_Work to complete:_ Each entry, in full: reproduce it exactly.

(Records for processing)

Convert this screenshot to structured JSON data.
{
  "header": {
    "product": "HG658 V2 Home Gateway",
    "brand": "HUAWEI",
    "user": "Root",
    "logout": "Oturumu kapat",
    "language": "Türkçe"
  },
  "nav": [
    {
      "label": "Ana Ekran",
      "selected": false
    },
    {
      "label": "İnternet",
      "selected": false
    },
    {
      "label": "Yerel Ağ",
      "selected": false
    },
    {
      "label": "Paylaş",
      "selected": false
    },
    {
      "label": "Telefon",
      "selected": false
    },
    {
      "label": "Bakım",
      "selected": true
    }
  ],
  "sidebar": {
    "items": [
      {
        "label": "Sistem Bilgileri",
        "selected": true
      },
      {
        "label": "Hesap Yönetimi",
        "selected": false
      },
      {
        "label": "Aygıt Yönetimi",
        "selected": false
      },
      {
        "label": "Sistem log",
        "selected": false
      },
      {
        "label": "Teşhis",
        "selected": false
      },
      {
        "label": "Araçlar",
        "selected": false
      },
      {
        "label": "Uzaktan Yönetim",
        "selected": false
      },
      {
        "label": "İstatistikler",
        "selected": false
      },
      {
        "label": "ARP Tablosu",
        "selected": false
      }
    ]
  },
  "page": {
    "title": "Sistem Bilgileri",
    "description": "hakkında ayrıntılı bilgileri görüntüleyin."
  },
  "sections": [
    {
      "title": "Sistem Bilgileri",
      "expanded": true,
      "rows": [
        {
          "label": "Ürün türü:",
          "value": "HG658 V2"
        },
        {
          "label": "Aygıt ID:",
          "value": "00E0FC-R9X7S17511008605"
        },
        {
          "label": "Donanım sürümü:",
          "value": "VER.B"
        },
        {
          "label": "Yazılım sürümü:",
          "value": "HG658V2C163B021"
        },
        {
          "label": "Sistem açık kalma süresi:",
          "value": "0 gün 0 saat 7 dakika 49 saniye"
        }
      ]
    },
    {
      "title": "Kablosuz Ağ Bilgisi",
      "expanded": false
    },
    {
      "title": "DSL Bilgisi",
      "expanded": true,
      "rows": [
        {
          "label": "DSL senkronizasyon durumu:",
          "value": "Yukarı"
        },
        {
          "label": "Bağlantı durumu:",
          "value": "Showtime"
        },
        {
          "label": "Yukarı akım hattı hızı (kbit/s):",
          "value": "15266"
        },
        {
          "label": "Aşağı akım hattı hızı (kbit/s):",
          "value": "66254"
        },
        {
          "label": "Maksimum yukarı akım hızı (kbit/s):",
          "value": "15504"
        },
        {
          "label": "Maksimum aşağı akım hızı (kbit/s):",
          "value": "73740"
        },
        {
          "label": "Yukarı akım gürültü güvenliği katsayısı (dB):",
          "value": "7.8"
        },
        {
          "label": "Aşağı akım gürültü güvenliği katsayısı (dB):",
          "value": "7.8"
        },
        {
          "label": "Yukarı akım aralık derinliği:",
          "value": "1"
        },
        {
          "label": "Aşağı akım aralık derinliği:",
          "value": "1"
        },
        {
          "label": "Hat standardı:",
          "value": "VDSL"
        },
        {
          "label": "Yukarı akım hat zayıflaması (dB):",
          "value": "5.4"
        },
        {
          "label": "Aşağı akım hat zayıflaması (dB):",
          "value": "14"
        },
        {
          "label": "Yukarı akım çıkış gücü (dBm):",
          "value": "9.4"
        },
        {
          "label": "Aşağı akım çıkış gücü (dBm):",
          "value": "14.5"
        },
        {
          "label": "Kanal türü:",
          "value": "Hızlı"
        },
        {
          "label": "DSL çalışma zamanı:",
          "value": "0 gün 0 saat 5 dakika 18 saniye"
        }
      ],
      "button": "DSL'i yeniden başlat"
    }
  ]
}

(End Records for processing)

_Response to this task:_
Convert this screenshot to structured JSON data.
{
  "header": {
    "product": "HG658 V2 Home Gateway",
    "brand": "HUAWEI",
    "user": "Root",
    "logout": "Oturumu kapat",
    "language": "Türkçe"
  },
  "nav": [
    {
      "label": "Ana Ekran",
      "selected": false
    },
    {
      "label": "İnternet",
      "selected": false
    },
    {
      "label": "Yerel Ağ",
      "selected": false
    },
    {
      "label": "Paylaş",
      "selected": false
    },
    {
      "label": "Telefon",
      "selected": false
    },
    {
      "label": "Bakım",
      "selected": true
    }
  ],
  "sidebar": {
    "items": [
      {
        "label": "Sistem Bilgileri",
        "selected": true
      },
      {
        "label": "Hesap Yönetimi",
        "selected": false
      },
      {
        "label": "Aygıt Yönetimi",
        "selected": false
      },
      {
        "label": "Sistem log",
        "selected": false
      },
      {
        "label": "Teşhis",
        "selected": false
      },
      {
        "label": "Araçlar",
        "selected": false
      },
      {
        "label": "Uzaktan Yönetim",
        "selected": false
      },
      {
        "label": "İstatistikler",
        "selected": false
      },
      {
        "label": "ARP Tablosu",
        "selected": false
      }
    ]
  },
  "page": {
    "title": "Sistem Bilgileri",
    "description": "hakkında ayrıntılı bilgileri görüntüleyin."
  },
  "sections": [
    {
      "title": "Sistem Bilgileri",
      "expanded": true,
      "rows": [
        {
          "label": "Ürün türü:",
          "value": "HG658 V2"
        },
        {
          "label": "Aygıt ID:",
          "value": "00E0FC-R9X7S17511008605"
        },
        {
          "label": "Donanım sürümü:",
          "value": "VER.B"
        },
        {
          "label": "Yazılım sürümü:",
          "value": "HG658V2C163B021"
        },
        {
          "label": "Sistem açık kalma süresi:",
          "value": "0 gün 0 saat 7 dakika 49 saniye"
        }
      ]
    },
    {
      "title": "Kablosuz Ağ Bilgisi",
      "expanded": false
    },
    {
      "title": "DSL Bilgisi",
      "expanded": true,
      "rows": [
        {
          "label": "DSL senkronizasyon durumu:",
          "value": "Yukarı"
        },
        {
          "label": "Bağlantı durumu:",
          "value": "Showtime"
        },
        {
          "label": "Yukarı akım hattı hızı (kbit/s):",
          "value": "15266"
        },
        {
          "label": "Aşağı akım hattı hızı (kbit/s):",
          "value": "66254"
        },
        {
          "label": "Maksimum yukarı akım hızı (kbit/s):",
          "value": "15504"
        },
        {
          "label": "Maksimum aşağı akım hızı (kbit/s):",
          "value": "73740"
        },
        {
          "label": "Yukarı akım gürültü güvenliği katsayısı (dB):",
          "value": "7.8"
        },
        {
          "label": "Aşağı akım gürültü güvenliği katsayısı (dB):",
          "value": "7.8"
        },
        {
          "label": "Yukarı akım aralık derinliği:",
          "value": "1"
        },
        {
          "label": "Aşağı akım aralık derinliği:",
          "value": "1"
        },
        {
          "label": "Hat standardı:",
          "value": "VDSL"
        },
        {
          "label": "Yukarı akım hat zayıflaması (dB):",
          "value": "5.4"
        },
        {
          "label": "Aşağı akım hat zayıflaması (dB):",
          "value": "14"
        },
        {
          "label": "Yukarı akım çıkış gücü (dBm):",
          "value": "9.4"
        },
        {
          "label": "Aşağı akım çıkış gücü (dBm):",
          "value": "14.5"
        },
        {
          "label": "Kanal türü:",
          "value": "Hızlı"
        },
        {
          "label": "DSL çalışma zamanı:",
          "value": "0 gün 0 saat 5 dakika 18 saniye"
        }
      ],
      "button": "DSL'i yeniden başlat"
    }
  ]
}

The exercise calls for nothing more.